The 2001 Wendy and Stanley Marsh 3 Endowed Lectureship
awarded to Dr. Mary Jeanne Kreek
Mary Jeanne Kreek is a graduate of Wellesley College where she received Honors in chemistry and biology and also of the Columbia University College of Physicians and Surgeons where she received the M.D. degree. Dr. Kreek is now Professor and Head of Laboratory at the Laboratory of the Biology of Addictive Diseases at the Rockefeller University and Senior Physician of the Rockefeller University Hospital in New York City. Her Laboratory includes molecular biologists, chemists, cell biologists, neuroscientists and psychologists, and physicians working in a coordinated manner to study the molecular, cellular and behavioral neurobiology of addictive diseases and related clinical neurobiology and molecular genetics of the addictions.
The 2000 Wendy and Stanley Marsh 3 Endowed Lectureship
awarded to Dr. Marc A. Schuckit
Marc A. Schuckit received his Bachelor of Science degree from the University of Wisconsin and his M.D. from Washington University Medical School. Dr. Schuckit is board certified in Psychiatry by the American Board of Psychiatry and Neurology, Inc. He currently holds positions as Professor in the Department of Psychiatry at the University of California-School Medicine in San Diego, CA, Editor of the Journal of Studies on Alcohol, Director of the Alcohol Research Center and Director of the Alcohol and Drug Treatment Program at the Veterans Affairs Medical Center in San Diego, CA, and Clinical Director of the Scripps McDonald Center for Alcoholism and Drug Addiction Treatment in La Jolla, CA.
The 1999 Wendy and Stanley Marsh 3 Endowed Lectureship
awarded to Dr. George F. Koob

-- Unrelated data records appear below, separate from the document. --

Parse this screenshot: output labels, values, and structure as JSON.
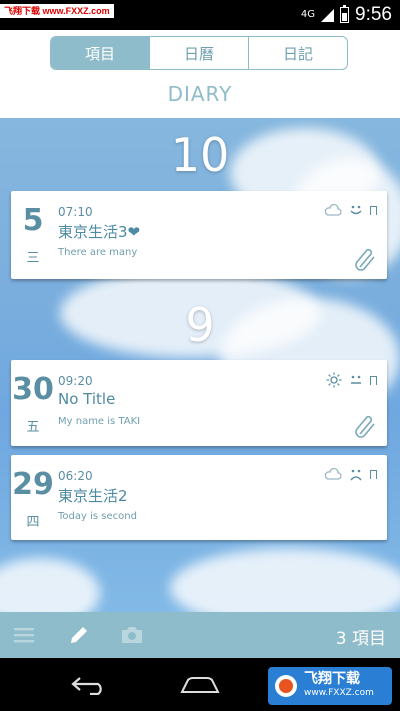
{
  "status_bar": {
    "watermark": "飞翔下载 www.FXXZ.com",
    "network": "4G",
    "time": "9:56"
  },
  "header": {
    "tabs": [
      {
        "label": "項目",
        "active": true
      },
      {
        "label": "日曆",
        "active": false
      },
      {
        "label": "日記",
        "active": false
      }
    ],
    "title": "DIARY"
  },
  "months": [
    {
      "label": "10",
      "entries": [
        {
          "day": "5",
          "weekday": "三",
          "time": "07:10",
          "title": "東京生活3❤",
          "snippet": "There are many",
          "weather_icon": "cloud-icon",
          "mood_icon": "smile-icon",
          "has_attachment": true
        }
      ]
    },
    {
      "label": "9",
      "entries": [
        {
          "day": "30",
          "weekday": "五",
          "time": "09:20",
          "title": "No Title",
          "snippet": "My name is TAKI",
          "weather_icon": "sun-icon",
          "mood_icon": "neutral-face-icon",
          "has_attachment": true
        },
        {
          "day": "29",
          "weekday": "四",
          "time": "06:20",
          "title": "東京生活2",
          "snippet": "Today is second",
          "weather_icon": "cloud-icon",
          "mood_icon": "sad-face-icon",
          "has_attachment": false
        }
      ]
    }
  ],
  "bottom_bar": {
    "count": "3 項目"
  },
  "watermark_bottom": {
    "main": "飞翔下载",
    "sub": "www.FXXZ.com"
  },
  "colors": {
    "accent": "#8fbcca",
    "text_accent": "#5a8ea3"
  }
}
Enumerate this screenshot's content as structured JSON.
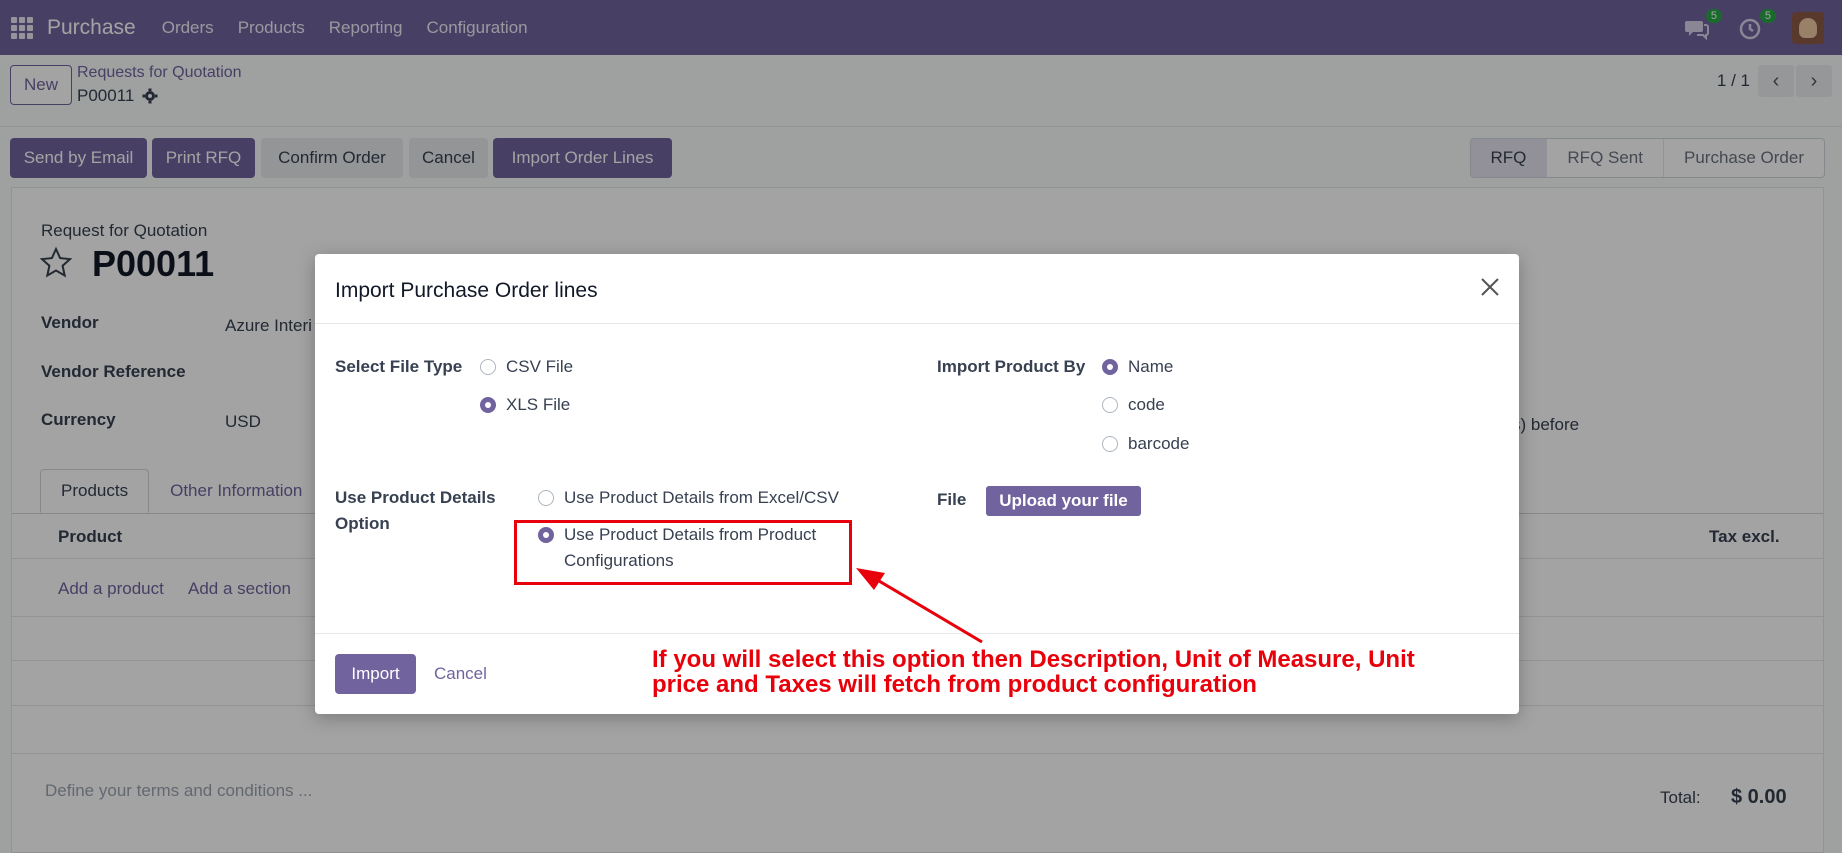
{
  "topbar": {
    "app_name": "Purchase",
    "menu": [
      "Orders",
      "Products",
      "Reporting",
      "Configuration"
    ],
    "messages_count": "5",
    "activities_count": "5"
  },
  "control": {
    "new_label": "New",
    "breadcrumb_parent": "Requests for Quotation",
    "breadcrumb_current": "P00011",
    "pager": "1 / 1"
  },
  "actions": {
    "send_email": "Send by Email",
    "print_rfq": "Print RFQ",
    "confirm_order": "Confirm Order",
    "cancel": "Cancel",
    "import_lines": "Import Order Lines",
    "stages": [
      "RFQ",
      "RFQ Sent",
      "Purchase Order"
    ]
  },
  "form": {
    "doc_type": "Request for Quotation",
    "doc_name": "P00011",
    "vendor_label": "Vendor",
    "vendor_value": "Azure Interi",
    "vendor_ref_label": "Vendor Reference",
    "currency_label": "Currency",
    "currency_value": "USD",
    "right_partial": "s) before",
    "tabs": [
      "Products",
      "Other Information"
    ],
    "col_product": "Product",
    "col_tax": "Tax excl.",
    "add_product": "Add a product",
    "add_section": "Add a section",
    "terms_placeholder": "Define your terms and conditions ...",
    "total_label": "Total:",
    "total_value": "$ 0.00"
  },
  "modal": {
    "title": "Import Purchase Order lines",
    "file_type_label": "Select File Type",
    "file_type_options": [
      "CSV File",
      "XLS File"
    ],
    "file_type_selected": "XLS File",
    "import_by_label": "Import Product By",
    "import_by_options": [
      "Name",
      "code",
      "barcode"
    ],
    "import_by_selected": "Name",
    "details_label_1": "Use Product Details",
    "details_label_2": "Option",
    "details_options": [
      "Use Product Details from Excel/CSV",
      "Use Product Details from Product",
      "Configurations"
    ],
    "file_label": "File",
    "upload_label": "Upload your file",
    "import_label": "Import",
    "cancel_label": "Cancel"
  },
  "annotation": {
    "line1": "If you will select this option then Description, Unit of Measure, Unit",
    "line2": "price and Taxes will fetch from product configuration"
  },
  "colors": {
    "brand": "#71639e",
    "annotation_red": "#e8000b",
    "badge_green": "#28a745"
  }
}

George F. Koob received his Bachelor of Science degree from Pennsylvania State University and his Ph.D in Behavioral Physiology from the Johns Hopkins University. An authority on addiction and stress, Dr. Koob has published over 450 scientific papers. He has received funding for his research from the National Institutes of Health, including the National Institute on Drug Addiction and the National Institute on Alcohol Abuse and Alcoholism, where he is a Merit Awardee. Dr. Koob's current research is focused on the exploration of the neurobiological basis for the neuroadaption associated with drug dependence and stress. His work not only provides the basic research knowledge about the function of specific neurotransmitters in specific neuroanatomical sites but also provides significant information about the central nervous system action of drugs and the neuropharmacological basis of psychopathology.
The 1998 Wendy and Stanley Marsh 3 Endowed Lectureship
awarded to Dr. Charles P. O'Brien
Charles P. O'Brien received the M.D., Ph.D. from Tulane University. His residency training was in internal medicine, neurology and psychiatry at Harvard, University of London, Tulane, and University of Pennsylvania. He is board certified in neurology, psychiatry and addiction psychiatry. His research interests include the psychopharmacology of addiction and the development of new behavioral and pharmacological treatments for addiction including alcoholism. His research group has been responsible for numerous discoveries that have improved the results of treatment for addictive disorders. He was elected to the Institute of Medicine of the National Academy of Sciences in 1991.
The 1997 Wendy and Stanley Marsh 3 Endowed Lectureship
awarded to Dr. Eric J. Nestler
Dr. Eric J. Nestler, M.D., Ph.D. received his B.A. from Yale in 1976 and his Ph.D. from Yale in 1982. Dr. Nestler completed his training in Psychiatry at McLean Hospital and Yale in 1987. His research seeks to identify molecular changes that drugs of abuse produce in the brain to cause addication. Dr. Nestler's professional memberships include the American Association for the Advancement of Science, the American Board of Psychiatry and Neurology, the American College of Neuropsychopharmacology, and the American Psychiatric Association.